Thursday, August 21, 2014
The Fall of the Ottoman Empire
As I have noted repeatedly already, this year marks the centenary of the outbreak of the Great War and all the associated and consequent catastrophes--from the Armenian genocide and Russian revolution to the collapse of various empires. Next year one of the most consequential of those collapses, with far-reaching consequences for Eastern Christians, will be reviewed anew in Eugene Rogan's forthcoming book, The Fall of the Ottomans: The Great War in the Middle East (Basic, 2015), 448pp.
About this book the publisher tells us:
In The Fall of the Ottomans, Eugene Rogan weaves a captivating account of the First World War in the Middle East.

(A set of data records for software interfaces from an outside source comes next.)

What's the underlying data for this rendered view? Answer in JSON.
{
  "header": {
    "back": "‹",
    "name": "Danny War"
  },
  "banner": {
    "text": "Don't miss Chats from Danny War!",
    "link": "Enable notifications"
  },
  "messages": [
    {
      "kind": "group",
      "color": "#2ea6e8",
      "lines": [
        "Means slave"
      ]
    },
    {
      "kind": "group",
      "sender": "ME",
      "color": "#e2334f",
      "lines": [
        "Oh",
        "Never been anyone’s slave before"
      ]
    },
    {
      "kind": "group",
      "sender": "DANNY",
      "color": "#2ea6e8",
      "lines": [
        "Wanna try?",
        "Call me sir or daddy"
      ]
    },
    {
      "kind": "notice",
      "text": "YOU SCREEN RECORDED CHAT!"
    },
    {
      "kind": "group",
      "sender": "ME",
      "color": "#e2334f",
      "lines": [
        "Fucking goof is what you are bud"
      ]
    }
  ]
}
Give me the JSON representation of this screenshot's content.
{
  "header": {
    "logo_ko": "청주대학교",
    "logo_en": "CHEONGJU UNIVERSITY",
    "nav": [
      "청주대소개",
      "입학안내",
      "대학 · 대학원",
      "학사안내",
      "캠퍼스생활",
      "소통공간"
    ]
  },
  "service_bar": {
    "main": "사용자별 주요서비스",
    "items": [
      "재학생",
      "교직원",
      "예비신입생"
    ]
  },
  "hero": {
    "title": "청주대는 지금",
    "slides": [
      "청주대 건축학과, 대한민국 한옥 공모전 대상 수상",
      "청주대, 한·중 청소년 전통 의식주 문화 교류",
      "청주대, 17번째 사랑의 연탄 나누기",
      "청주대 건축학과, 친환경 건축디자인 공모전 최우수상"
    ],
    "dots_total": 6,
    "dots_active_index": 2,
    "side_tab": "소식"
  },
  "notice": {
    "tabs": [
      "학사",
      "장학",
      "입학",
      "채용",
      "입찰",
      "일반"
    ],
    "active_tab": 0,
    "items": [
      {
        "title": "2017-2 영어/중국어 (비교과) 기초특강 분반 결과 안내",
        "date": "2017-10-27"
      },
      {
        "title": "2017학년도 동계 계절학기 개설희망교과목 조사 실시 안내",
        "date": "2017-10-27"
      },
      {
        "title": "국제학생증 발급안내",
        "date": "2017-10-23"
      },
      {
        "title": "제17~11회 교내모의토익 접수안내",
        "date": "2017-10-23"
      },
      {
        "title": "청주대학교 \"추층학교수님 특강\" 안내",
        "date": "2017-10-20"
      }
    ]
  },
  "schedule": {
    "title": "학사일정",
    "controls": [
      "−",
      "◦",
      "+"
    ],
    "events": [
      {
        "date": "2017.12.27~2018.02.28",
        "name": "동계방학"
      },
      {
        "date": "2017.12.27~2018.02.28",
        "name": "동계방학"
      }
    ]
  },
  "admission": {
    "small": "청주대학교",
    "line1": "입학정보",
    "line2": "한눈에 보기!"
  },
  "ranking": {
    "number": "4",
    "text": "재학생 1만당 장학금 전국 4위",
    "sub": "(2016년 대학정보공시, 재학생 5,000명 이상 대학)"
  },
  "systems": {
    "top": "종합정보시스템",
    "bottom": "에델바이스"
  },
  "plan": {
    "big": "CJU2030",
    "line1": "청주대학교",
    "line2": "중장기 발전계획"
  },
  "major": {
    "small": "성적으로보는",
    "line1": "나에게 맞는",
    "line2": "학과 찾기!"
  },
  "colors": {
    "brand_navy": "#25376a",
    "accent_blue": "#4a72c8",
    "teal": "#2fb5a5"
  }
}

Supplied by Germany with guns and military advisors, the Ottoman Empire entered the war with gusto, taking on the Russians in the Caucasus and the French and British in North Africa and South Asia. Caught off guard by the Ottomans’ innovative tactics and surprisingly effective forces, the Entente armies rapidly lost ground.
As Rogan shows, it was only by exploiting divisions within the Arab world that the Entente powers were able to break the Ottomans and turn the tide of the war. The ensuing treaties laid the groundwork for the modern Middle East: the Ottomans’ Arab holdings were distributed among the French and British victors, whose control over Palestine and Northern Iraq would have disastrous and lasting consequences. A sweeping narrative of battles and political intrigue from Gallipoli to Damascus, The Fall of the Ottomans shows how a European conflict became a global conflagration.